(The problem)
The required output is the full listing below, reproduced word for word.

(Records to use)
=== Section Start ===

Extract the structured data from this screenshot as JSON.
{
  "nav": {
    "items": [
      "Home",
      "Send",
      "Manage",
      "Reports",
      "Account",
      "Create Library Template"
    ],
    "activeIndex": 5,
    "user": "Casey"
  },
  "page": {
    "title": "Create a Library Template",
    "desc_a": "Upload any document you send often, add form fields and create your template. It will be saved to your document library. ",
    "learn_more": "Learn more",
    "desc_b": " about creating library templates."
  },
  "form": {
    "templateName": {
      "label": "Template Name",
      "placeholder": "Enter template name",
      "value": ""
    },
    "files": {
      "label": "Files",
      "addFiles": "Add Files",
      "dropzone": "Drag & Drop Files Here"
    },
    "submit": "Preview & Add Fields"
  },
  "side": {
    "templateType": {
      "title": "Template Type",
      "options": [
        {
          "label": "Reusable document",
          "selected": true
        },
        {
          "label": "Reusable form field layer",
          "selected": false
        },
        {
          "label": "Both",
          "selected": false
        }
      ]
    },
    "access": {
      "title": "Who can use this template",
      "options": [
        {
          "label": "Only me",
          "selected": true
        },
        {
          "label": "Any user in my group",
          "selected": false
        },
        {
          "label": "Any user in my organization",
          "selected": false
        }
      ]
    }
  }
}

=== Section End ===

(Answer to this exercise)
Extract the structured data from this screenshot as JSON.
{
  "nav": {
    "items": [
      "Home",
      "Send",
      "Manage",
      "Reports",
      "Account",
      "Create Library Template"
    ],
    "activeIndex": 5,
    "user": "Casey"
  },
  "page": {
    "title": "Create a Library Template",
    "desc_a": "Upload any document you send often, add form fields and create your template. It will be saved to your document library. ",
    "learn_more": "Learn more",
    "desc_b": " about creating library templates."
  },
  "form": {
    "templateName": {
      "label": "Template Name",
      "placeholder": "Enter template name",
      "value": ""
    },
    "files": {
      "label": "Files",
      "addFiles": "Add Files",
      "dropzone": "Drag & Drop Files Here"
    },
    "submit": "Preview & Add Fields"
  },
  "side": {
    "templateType": {
      "title": "Template Type",
      "options": [
        {
          "label": "Reusable document",
          "selected": true
        },
        {
          "label": "Reusable form field layer",
          "selected": false
        },
        {
          "label": "Both",
          "selected": false
        }
      ]
    },
    "access": {
      "title": "Who can use this template",
      "options": [
        {
          "label": "Only me",
          "selected": true
        },
        {
          "label": "Any user in my group",
          "selected": false
        },
        {
          "label": "Any user in my organization",
          "selected": false
        }
      ]
    }
  }
}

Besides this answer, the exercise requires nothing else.